In 2018 Patrick Reed won the Master’s Golf Tournament. Patrick’s parents, Bill and Jeanette Reed, however, weren’t present at Augusta National to celebrate with him even though they live within blocks of the course. Patrick didn’t want his parents there. A few months earlier when they attempted to follow him at Pinehurst in North Carolina, Patrick and his wife Justine demanded security escort them off the course. According to a Sports Illustrated article, he and his parents became estranged because of a rift that developed between Reed and his family going back six years to 2012 when the parents expressed concern that Patrick, at age 22, was too young to marry Justine. Reed and his fiancé cut off all communication with them from that point on.
I get it that there are two sides to every story, but this is sad. I also get it that normally it’s not one major blow-up that fractures a relationship, but a series of minor offenses that lead to a lifetime of increased alienation. Someone once said, however, “Anger gets you into trouble but pride keeps you there.” That’s so true. Don’t let that happen in your family. Life is too short, and meaningful relationships are too few to permit that kind of tragedy to go on.

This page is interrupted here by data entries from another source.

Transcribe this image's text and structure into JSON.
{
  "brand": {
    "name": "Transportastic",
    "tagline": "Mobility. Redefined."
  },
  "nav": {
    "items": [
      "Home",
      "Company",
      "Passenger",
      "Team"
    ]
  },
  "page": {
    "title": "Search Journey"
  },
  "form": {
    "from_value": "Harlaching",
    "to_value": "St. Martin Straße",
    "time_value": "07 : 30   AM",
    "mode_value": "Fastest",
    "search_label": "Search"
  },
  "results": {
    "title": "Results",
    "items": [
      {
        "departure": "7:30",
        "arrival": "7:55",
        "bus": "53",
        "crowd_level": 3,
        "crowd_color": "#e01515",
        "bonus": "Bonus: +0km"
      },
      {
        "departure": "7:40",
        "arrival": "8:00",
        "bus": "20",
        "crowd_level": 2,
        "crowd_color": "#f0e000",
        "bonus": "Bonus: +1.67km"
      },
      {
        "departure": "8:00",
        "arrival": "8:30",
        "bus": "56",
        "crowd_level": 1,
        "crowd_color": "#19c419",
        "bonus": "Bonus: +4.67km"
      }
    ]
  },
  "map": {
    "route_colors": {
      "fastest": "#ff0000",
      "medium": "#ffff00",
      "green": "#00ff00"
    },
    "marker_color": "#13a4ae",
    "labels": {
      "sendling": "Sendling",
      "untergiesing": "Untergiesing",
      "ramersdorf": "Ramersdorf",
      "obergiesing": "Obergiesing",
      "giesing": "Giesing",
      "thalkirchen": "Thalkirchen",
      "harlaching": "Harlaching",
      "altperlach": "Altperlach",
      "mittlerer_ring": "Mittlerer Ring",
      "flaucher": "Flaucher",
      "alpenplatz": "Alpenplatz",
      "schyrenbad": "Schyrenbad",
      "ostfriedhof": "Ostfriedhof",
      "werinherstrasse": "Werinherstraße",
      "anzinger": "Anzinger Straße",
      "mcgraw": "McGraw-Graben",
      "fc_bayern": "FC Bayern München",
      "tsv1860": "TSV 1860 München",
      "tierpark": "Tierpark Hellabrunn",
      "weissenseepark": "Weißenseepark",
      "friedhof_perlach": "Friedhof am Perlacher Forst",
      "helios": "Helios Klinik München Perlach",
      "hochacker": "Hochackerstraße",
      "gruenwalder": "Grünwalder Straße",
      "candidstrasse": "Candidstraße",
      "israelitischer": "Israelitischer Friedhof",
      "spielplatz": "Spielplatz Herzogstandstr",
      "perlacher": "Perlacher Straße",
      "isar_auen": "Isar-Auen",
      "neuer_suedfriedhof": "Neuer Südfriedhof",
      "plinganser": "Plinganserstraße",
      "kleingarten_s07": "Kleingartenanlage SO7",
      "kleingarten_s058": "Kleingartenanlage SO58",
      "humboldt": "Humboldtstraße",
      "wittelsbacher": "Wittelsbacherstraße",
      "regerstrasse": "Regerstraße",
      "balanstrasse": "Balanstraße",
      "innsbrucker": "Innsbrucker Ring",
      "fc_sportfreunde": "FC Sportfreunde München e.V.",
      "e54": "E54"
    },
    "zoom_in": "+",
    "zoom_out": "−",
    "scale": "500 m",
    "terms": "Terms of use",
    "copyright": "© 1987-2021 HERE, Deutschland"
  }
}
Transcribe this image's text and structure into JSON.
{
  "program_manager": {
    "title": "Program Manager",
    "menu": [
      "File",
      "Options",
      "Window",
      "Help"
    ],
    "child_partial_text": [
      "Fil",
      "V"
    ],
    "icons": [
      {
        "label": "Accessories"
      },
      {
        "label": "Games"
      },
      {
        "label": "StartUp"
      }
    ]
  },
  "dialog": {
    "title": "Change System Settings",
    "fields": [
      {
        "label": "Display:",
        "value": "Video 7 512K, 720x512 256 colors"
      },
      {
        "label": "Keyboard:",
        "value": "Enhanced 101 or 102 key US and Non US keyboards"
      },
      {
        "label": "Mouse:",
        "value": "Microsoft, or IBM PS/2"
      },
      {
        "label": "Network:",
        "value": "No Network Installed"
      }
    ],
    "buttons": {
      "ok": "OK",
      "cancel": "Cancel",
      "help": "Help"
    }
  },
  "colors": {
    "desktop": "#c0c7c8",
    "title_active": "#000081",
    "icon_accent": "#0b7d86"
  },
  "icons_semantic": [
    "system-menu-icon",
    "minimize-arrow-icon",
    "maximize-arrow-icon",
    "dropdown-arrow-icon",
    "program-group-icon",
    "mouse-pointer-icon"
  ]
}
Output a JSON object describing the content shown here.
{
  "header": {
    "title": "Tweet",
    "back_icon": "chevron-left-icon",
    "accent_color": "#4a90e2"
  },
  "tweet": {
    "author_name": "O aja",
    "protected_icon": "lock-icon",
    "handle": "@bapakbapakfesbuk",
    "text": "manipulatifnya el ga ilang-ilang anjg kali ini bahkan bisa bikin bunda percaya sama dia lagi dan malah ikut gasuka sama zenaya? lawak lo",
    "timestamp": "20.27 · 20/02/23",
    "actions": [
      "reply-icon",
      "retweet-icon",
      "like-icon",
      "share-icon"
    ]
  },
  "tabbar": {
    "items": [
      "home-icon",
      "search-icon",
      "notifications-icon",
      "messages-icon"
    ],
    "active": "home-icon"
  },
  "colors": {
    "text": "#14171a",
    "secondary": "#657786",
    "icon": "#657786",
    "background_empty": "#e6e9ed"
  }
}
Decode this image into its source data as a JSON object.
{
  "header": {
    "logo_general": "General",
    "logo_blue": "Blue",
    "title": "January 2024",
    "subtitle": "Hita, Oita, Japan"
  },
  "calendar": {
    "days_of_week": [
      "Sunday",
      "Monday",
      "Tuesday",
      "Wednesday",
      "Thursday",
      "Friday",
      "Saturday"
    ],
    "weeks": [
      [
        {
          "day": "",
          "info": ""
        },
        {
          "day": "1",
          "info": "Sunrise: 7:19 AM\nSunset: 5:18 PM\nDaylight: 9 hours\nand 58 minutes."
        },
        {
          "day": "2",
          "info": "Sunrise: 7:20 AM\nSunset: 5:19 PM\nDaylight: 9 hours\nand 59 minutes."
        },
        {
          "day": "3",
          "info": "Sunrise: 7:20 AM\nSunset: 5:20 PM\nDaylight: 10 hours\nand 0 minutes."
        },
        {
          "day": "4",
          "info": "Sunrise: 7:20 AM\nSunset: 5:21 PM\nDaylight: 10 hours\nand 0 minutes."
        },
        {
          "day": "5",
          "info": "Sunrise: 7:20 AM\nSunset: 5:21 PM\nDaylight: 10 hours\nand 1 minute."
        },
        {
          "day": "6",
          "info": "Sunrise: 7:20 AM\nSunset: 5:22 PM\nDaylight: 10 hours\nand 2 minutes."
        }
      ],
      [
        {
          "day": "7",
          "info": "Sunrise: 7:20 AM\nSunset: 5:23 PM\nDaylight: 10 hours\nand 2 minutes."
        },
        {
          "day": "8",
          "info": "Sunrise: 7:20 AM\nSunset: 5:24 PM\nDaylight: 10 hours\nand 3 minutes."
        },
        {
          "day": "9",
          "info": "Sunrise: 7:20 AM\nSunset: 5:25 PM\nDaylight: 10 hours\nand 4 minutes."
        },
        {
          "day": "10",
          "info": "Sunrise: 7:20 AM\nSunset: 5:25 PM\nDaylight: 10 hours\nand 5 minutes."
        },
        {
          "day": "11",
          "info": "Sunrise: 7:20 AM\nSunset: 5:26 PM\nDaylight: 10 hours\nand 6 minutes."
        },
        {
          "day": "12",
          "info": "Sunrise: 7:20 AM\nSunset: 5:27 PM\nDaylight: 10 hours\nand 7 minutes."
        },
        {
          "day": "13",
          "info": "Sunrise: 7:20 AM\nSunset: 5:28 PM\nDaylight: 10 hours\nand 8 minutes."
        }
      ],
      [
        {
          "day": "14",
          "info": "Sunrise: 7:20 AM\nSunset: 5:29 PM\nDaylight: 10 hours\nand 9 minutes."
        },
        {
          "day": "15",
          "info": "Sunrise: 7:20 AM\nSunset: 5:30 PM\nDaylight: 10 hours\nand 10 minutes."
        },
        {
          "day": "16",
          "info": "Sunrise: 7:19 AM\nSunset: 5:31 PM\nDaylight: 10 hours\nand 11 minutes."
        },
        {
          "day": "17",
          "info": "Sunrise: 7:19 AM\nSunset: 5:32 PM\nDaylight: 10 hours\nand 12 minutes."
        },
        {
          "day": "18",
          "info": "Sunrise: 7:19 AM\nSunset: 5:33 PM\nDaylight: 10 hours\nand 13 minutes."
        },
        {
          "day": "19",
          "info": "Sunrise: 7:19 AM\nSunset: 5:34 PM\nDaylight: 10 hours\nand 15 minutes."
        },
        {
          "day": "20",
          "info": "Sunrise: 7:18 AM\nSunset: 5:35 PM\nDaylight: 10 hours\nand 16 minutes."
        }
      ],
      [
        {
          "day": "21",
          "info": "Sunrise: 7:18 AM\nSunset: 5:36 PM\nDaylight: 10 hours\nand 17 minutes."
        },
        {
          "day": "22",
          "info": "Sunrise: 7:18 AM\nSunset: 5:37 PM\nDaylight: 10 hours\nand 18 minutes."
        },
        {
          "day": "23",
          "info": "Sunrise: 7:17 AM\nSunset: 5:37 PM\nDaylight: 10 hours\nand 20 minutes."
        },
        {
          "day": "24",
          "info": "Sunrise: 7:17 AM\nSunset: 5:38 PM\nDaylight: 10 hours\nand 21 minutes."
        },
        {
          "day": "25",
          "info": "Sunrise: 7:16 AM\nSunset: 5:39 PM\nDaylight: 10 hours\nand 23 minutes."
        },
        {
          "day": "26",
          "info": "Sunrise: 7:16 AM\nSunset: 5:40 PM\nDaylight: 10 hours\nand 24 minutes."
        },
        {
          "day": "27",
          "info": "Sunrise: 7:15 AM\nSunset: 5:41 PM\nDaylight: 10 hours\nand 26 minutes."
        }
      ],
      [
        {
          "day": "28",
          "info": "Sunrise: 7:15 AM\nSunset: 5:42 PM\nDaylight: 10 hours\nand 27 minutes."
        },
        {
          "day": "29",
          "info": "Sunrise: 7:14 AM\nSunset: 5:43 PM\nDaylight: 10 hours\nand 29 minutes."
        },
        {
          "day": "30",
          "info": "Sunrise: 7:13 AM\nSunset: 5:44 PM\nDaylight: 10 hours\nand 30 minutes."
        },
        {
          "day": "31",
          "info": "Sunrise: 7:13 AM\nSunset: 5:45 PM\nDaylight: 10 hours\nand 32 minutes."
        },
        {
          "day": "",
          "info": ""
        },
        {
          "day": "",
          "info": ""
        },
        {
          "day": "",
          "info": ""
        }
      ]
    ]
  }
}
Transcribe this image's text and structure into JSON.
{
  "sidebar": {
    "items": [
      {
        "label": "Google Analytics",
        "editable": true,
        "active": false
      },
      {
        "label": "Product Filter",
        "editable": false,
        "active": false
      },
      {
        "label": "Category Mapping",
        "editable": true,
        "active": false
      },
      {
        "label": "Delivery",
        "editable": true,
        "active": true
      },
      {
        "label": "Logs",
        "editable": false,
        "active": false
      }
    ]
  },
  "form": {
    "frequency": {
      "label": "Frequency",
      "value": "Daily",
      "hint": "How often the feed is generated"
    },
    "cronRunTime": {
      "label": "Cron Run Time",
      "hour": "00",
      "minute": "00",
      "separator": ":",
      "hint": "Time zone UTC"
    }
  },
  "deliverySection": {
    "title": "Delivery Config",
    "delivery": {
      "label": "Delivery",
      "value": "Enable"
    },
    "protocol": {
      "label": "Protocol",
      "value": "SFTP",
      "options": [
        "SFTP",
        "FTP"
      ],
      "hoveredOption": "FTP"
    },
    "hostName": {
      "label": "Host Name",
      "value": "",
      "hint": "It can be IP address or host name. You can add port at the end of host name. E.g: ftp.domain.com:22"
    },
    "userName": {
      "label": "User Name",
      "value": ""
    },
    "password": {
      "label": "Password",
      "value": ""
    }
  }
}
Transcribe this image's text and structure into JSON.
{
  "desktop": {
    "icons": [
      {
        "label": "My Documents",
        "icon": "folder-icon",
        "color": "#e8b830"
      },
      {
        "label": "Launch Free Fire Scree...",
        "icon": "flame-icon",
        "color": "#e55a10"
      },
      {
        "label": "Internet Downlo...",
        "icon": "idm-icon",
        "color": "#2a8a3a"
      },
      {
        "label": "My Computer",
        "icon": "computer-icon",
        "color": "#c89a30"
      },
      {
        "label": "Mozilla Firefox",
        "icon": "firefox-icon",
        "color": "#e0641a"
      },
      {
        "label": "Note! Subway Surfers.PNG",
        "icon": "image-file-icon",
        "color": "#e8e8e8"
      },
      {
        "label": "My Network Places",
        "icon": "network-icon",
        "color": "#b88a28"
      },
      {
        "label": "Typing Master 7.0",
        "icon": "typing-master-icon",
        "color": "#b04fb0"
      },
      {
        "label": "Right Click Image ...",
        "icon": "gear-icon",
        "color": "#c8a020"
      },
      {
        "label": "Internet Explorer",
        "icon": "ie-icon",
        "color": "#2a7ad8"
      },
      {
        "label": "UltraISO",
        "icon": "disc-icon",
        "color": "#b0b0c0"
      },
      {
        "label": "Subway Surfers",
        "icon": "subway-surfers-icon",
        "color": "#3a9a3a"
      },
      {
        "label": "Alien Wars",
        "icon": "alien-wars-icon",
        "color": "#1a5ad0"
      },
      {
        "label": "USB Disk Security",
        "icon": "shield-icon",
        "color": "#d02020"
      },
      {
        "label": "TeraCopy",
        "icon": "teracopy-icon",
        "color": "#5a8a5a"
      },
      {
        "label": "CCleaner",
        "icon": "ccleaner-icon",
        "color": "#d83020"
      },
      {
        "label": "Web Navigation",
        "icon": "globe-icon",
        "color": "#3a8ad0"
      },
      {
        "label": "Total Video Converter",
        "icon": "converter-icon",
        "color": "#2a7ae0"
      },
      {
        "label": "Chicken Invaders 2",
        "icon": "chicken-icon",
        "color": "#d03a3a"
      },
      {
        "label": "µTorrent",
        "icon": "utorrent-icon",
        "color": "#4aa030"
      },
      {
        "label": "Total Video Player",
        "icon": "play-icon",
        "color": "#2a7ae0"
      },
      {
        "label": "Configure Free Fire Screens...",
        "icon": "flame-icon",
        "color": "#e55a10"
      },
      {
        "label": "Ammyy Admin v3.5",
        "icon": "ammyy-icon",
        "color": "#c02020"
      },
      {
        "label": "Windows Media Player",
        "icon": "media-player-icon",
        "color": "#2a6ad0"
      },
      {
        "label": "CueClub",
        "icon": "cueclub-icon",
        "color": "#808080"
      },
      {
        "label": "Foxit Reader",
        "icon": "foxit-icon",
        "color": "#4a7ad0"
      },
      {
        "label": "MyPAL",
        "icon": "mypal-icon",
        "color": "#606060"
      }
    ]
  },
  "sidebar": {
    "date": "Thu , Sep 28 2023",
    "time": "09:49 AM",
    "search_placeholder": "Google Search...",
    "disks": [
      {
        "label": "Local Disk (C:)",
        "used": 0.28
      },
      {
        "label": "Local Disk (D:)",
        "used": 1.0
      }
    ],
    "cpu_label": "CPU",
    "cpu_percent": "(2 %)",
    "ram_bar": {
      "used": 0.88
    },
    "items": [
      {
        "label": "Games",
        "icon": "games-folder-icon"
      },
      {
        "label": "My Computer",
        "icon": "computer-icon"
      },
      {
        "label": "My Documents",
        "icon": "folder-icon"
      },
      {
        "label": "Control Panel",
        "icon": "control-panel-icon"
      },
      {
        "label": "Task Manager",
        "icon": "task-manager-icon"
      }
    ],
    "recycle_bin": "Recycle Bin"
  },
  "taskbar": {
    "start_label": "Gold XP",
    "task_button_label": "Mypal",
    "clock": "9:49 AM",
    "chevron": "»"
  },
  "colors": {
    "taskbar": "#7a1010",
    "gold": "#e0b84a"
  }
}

If you are currently in a less-than-ideal relationship, I want to encourage you to bury the hatchet (and not in the other person’s body!). First Corinthians 13:5 reminds us, “…love keeps no record of wrongs.” Don’t keep score. Don’t think it’s your assignment to get even. Don’t demand an apology. Forget who was right and who was wrong. Will to forgive regardless of how you feel. Find some way to warmly reach out, and don’t expect an overwhelming response. As Bob Russell puts it in one of his blogs, “Ice takes a while to melt.” The Apostle Paul gives good counsel for living in harmony with one another when he says this in Romans 12:17-21 -- “Do not repay anyone evil for evil. Be careful to do what is right in the eyes of everyone. If it is possible, as far as it depends on you, live at peace with everyone. Do not take revenge, my dear friends, but leave room for God’s wrath for it is written, ‘It is mine to avenge; I will repay,’ says the Lord. On the contrary, ‘if your enemy is hungry, feed him; if he is thirsty give him something to drink. In doing this, you will heap burning coals on his head.’ Do not be overcome by evil, but overcome evil with good.”
If you have tense relationships with relatives, I challenge you to put the above commands into practice. Maybe God will use your initiative to bring about reconciliation faster than you dreamed possible. It’s certainly worth a try, and you’ll be glad you did. I am. More importantly, you’re going to stand before God someday, and He taught us to pray, “Forgive us our trespasses as we forgive those who trespass against us.”
Blessings to you,